I can vouch for them that they know how to do their job, especially in investigating murder cases, however intricate they might be. The only problem with this Ya-Na case is the heavy politicization that has beclouded everything surrounding it and derailed any effort to delve into it, let alone trace the perpetrators.
Every reasonable being who is informed about the circumstances leading to the massacre and the aftermath will conclude that some “faceless” and “invisible” hands were behind it all. There was too much glaring evidence even before the crime was committed:
1. The military detachment and the inability to prevent the crime (apparently, the fact that the armoured car didn’t even have any battery in it, as we were told);
2. The cutting off of telephone service in the area (we were told in the news what happened);
3. The fact that the former Vice President (Aliu Mahama) was informed of the tension in the area and his assurances that the government won’t sit down for anything to be done to the Ya-Na, yet nothing being done to protect him);
3. The role of Major Sulemana and national security apparatus in the entire affair even though the BNI District Officer and Regional Secretariat had conveyed the true picture of events to them before the massacre;
4. The fact that Ellis Owusu Fordjuor (then Director of the BNI) resigned in protest at the shoddy handling of the issue (after his office had informed the government of the reality on the ground);
5. The sloppy manner in which the Kufuor government dealt with the matter, especially after some suspects had been arrested only to be ordered released by Akufo-Addo;
6. The fact that Jahinfo and the other suspects were parading body parts of the Ya-Na (we heard in the news that one of them even carried his head around and was kicking it like a football) was enough evidence with which to pursue the matter; but the Kufuor government didn’t;
7. The setting up of the Wuaku Commission as a mere smokescreen;
8. The setting up of the Asantehene-led Committee of Eminent Chiefs on the Dagbon crisis as another face-saving measure by the Kufuor government;

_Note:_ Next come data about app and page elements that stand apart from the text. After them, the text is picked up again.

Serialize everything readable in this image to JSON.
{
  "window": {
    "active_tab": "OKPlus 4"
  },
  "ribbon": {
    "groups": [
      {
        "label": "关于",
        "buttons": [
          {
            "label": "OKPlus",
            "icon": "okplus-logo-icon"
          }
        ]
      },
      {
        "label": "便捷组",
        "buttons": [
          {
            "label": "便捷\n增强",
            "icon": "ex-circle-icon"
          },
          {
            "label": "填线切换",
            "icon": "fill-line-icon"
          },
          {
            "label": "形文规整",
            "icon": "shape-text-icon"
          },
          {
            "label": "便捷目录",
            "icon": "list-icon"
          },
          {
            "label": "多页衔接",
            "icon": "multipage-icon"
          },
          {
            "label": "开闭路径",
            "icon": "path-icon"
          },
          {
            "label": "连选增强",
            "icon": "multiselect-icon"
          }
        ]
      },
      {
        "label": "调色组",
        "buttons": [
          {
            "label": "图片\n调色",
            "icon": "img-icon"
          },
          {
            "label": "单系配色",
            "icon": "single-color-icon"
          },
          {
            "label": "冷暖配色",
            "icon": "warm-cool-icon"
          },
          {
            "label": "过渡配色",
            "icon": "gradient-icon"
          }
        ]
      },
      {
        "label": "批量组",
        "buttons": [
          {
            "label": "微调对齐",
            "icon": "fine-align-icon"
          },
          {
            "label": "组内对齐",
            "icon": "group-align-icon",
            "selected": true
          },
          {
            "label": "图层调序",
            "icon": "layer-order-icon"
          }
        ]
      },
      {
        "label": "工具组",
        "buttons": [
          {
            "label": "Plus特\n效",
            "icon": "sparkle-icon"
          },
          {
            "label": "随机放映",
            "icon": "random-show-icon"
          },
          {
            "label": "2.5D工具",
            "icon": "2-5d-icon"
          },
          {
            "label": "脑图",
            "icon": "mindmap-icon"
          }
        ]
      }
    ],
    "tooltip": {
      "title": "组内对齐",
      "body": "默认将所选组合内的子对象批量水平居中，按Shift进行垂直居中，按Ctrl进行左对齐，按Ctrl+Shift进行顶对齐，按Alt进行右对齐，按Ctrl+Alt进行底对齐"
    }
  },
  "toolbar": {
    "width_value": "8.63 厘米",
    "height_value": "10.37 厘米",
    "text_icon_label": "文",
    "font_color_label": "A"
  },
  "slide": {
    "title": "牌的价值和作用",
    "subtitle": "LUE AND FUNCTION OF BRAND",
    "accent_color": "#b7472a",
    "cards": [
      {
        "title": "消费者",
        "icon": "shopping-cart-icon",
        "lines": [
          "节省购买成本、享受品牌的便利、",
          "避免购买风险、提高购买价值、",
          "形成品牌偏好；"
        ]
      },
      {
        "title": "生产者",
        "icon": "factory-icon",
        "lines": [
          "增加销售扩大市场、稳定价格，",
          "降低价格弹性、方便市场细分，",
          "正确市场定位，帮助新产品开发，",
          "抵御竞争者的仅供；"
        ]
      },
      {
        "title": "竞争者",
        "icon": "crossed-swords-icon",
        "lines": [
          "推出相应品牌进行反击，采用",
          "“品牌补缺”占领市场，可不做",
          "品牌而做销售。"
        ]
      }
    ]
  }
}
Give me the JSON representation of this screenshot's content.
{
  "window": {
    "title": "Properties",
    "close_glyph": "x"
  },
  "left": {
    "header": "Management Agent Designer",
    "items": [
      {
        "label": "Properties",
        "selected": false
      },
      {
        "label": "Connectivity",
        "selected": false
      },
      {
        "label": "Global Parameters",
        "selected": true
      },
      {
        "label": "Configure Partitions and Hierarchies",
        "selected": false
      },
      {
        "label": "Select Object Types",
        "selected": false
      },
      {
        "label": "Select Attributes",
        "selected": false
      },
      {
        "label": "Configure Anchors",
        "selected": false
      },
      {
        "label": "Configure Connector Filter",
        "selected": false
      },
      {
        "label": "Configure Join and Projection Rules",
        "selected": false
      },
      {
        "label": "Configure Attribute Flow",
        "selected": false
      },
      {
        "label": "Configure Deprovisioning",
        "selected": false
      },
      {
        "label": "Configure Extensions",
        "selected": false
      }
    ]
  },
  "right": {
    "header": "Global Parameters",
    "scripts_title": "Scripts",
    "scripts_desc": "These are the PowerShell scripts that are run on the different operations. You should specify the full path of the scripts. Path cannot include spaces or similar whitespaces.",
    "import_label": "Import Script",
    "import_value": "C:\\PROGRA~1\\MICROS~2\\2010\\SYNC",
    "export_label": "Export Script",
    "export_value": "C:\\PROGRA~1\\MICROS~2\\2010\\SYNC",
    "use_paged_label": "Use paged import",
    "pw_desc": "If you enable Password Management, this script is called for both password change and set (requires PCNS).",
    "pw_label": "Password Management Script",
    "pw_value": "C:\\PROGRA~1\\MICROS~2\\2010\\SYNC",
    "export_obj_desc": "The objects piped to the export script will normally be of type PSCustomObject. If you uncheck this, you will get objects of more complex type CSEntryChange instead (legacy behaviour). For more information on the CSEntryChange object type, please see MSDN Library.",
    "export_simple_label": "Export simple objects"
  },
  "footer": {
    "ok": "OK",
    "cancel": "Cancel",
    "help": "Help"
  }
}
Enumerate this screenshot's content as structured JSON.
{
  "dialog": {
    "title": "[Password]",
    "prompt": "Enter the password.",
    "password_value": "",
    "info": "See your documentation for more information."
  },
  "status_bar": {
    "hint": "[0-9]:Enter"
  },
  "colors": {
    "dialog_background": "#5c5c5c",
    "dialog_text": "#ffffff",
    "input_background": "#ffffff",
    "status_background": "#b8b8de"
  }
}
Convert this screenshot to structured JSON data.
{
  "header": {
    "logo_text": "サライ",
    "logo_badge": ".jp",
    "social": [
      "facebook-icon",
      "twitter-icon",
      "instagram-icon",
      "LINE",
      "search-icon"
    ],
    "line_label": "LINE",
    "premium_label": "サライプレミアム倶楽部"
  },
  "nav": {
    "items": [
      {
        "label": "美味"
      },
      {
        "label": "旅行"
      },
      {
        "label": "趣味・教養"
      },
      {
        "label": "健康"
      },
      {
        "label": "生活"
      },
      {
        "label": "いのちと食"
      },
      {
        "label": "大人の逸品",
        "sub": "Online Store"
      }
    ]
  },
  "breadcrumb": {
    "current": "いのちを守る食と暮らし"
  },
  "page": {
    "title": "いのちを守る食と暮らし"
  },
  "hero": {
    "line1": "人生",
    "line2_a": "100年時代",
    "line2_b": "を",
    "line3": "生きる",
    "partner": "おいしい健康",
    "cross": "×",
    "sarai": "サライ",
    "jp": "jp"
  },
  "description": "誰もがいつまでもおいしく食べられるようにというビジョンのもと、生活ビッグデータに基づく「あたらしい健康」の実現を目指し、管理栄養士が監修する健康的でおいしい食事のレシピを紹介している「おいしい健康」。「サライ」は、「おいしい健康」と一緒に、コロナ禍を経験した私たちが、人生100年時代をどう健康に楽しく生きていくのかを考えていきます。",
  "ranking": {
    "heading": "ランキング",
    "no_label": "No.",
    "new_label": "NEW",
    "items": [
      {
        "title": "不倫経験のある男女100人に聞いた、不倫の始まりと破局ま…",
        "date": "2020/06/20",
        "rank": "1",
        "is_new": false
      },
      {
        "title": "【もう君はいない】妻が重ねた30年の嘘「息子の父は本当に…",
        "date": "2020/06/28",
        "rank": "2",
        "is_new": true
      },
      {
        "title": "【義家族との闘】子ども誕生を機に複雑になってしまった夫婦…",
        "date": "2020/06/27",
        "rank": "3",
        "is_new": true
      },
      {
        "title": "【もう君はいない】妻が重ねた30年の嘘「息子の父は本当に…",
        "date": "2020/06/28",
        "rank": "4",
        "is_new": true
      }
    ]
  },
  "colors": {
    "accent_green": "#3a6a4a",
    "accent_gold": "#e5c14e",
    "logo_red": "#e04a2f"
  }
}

9. The half-hearted manner in which the prosecution of Jahinfo and the other suspects was done, leading to their acquittal, and the inability of the NDC government (of both Mills and Mahama) to take up the matter again even though it formed part of the 2008 electioneering campaign manifesto) can’t solve the problem;
10. The noise being made by Rawlings is more irritating than helping solve the problem because he isn’t giving anybody any concrete evidence although he had boasted of same several times in the past.
And there are many more attenuating factors under those circumstances.
You see, my good friends, the Yendi Massacre has a lot that crime investigators in Ghana and other parts of the word can easily tackle if “politics” is removed from it. But in Ghana where politics is what everybody eats, drinks, sleeps and dreams of, who in Ghana can approach this case dispassionately to help us have a closure? None, I daresay.
That is why I am tempted to suggest that bygones be made bygones and nobody allowed to rake the past just for political purposes.
I shall return…